KKR & Co. Inc. is making a big leap into the U.S. life and annuity market.
The New York-based private equity firm has agreed to buy Global Atlantic Financial Group Ltd. from its shareholders.
KKR plans to pay an amount equal to Global Atlantic’s book value, as of the date of the closing, to acquire the stock, KKR and Global Atlantic announced today.
Book value equals the estimated market value of a company’s assets, minus the company’s intangible assets, such as goodwill, and minus the company’s liabilities. At the end of the first quarter, Global Atlantic had a book value of about $4.4 billion.
- Links to KKR-Global Atlantic deal resources, including an audio recording of a KKR conference call meeting for investors, are available here.
- An article about a KKR assessment of the U.S. life and annuity market is available here.
KKR said that it would operate Global Atlantic as a separate business, and that Global Atlantic would keep its current management team and brands.

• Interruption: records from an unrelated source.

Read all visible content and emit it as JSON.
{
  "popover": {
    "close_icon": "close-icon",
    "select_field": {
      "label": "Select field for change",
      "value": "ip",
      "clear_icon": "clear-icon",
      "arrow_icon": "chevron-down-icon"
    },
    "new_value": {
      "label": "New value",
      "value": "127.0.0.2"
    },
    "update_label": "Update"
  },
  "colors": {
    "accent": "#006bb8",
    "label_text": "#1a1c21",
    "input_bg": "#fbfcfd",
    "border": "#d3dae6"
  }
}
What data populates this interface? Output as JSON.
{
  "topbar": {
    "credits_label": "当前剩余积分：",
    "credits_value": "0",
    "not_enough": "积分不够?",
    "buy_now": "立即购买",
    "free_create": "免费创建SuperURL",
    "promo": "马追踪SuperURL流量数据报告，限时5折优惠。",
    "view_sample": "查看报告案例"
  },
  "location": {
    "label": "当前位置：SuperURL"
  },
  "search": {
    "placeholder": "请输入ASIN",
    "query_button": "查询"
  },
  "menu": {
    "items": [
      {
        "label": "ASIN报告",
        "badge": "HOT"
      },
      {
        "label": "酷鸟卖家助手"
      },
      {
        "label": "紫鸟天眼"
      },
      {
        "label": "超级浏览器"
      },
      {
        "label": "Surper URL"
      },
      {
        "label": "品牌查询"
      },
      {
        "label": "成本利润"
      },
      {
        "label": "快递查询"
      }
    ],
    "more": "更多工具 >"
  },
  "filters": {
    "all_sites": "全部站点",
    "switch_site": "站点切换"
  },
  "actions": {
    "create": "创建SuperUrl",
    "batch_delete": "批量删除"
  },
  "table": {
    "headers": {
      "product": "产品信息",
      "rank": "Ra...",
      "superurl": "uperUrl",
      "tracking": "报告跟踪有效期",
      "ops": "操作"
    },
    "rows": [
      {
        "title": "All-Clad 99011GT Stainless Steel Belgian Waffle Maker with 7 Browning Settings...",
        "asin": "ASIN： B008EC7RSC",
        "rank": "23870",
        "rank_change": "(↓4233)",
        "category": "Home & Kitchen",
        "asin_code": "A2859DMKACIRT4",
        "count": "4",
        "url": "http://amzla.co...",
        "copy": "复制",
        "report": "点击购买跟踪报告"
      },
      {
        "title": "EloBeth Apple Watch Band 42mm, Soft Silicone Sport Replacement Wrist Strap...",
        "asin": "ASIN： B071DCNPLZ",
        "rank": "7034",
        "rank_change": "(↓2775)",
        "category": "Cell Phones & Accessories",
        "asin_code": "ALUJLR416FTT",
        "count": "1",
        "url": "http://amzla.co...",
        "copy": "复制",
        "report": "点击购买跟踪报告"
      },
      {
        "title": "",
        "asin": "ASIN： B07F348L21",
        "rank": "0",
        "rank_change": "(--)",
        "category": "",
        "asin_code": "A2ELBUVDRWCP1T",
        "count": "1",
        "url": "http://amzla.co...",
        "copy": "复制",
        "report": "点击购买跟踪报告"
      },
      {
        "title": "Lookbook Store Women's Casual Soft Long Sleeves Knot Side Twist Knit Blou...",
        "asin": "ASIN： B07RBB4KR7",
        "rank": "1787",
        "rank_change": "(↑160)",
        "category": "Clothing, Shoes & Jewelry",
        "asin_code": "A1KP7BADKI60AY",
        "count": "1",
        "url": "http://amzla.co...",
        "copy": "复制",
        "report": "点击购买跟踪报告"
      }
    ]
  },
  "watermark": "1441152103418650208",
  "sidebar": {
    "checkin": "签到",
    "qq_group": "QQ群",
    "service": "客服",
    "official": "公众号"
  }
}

KKR would become Global Atlantic’s investment manager.
More Deal Details
KKR said it would pay for the deal with a combination of cash on hand, proceeds from minority co-investors and the issuance of new KKR debt or KKR stock.
KKR would not put any client funds into the deal, but it would create a vehicle that outside investors could use to invest in the deal alongside KKR.
KKR and Global Atlantic need to get approvals from regulators before they can complete the deal. They hope to complete the deal in early 2021.
The Players’ History
Goldman Sachs formed Global Atlantic in 2004 and converted it into an independent company in 2013.
Global Atlantic made its first big splash in acquisitions in 2005, when it acquired Allmerica Life.
In 2013, Global Atlantic acquired Forethought Life Insurance Company, the company that ended up with Hartford Financial Services Group Inc.’s formidable annuity origination business.
Global Atlantic also acquired a U.S. arm of Aviva PLC in 2013, and turned that business into Accordia Life and Annuity Company.
Global Atlantic has its headquarters in Hamilton, Bermuda.
KKR was founded in 1976, as Kohlberg Kravis Roberts & Co.
In 1992, KKR helped buy American Re Corp. out from Aetna Inc.
KKR made a big investment in Willis, which is now part of Willis Towers Watson, in 1998.
KKR has also interacted with the insurance community as a significant source of investment services. In 2017, for example, Aflac Inc. tapped KKR in an effort to use private equity investments to increase returns on its $120 billion investment portfolio.
Global Atlantic Today
KKR shows, in a slidedeck prepared for a conference call meeting with investors, that Global Atlantic is a significant force in the U.S. life and annuity products.
Global Atlantic reported $602 million in operating earnings in 2019 on $90 billion in assets, up from $377 million in operating earnings on $50 billion in assets in 2016, according to KKR.
The company’s life insurance company units sell preneed life arrangements and indexed universal life, and they are major providers of fixed annuities, with about $8.3 billion in 2019 fixed annuity sales, according to Secure Retirement Institute statistics cited by KKR.
Global Atlantic as a whole ranked fourth in the United States in 2019 in the Secure Retirement Institute’s individual fixed annuity sales rankings.
Global Atlantic ranked below Allianz in the rankings but ahead of Athene.
Allan Levine, Global Atlantic’s chairman and chief executive officer, said in a comment included in the deal announcement that Global Atlantic is thrilled to have a new, long-term partner in KKR.
Henry Kravis and George Roberts, the co-chairmen and co-CEOs of KKR, called the deal “a transformative event for KKR.”
KKR, as a company, said that the world’s insurance industry has about $30 trillion in assets and is “a key strategic focus for KKR.”
“The acquisition of Global Atlantic represents a significant and natural extension of KKR’s existing insurance business, which includes managing $26 billion of assets on behalf of insurance companies across our strategies and products,” KKR said.
The deal would increase KKR’s total assets under management to $279 billion, from $207 billion.
KKR and Global Atlantic describe some of the risks they and their deal face at the bottom of the deal announcement, including:
- Problems with integrating Global Atlantic into KKR.
- The cost of deal financing.
- Problems with attracting co-investors.
- Regulatory delays.
- The severity and duration of the COVID-19 pandemic.
- The pandemic’s impact on the U.S. and global economies.
- Federal, state and local governmental responses to the pandemic.
- Uncertainty regarding the benefits of turning KKR into a corporation.
- Capital markets and economic volatility.
- Any disruption in servicing Global Atlantic’s insurance policies.
— Read Global Atlantic Wants to Talk, on ThinkAdvisor.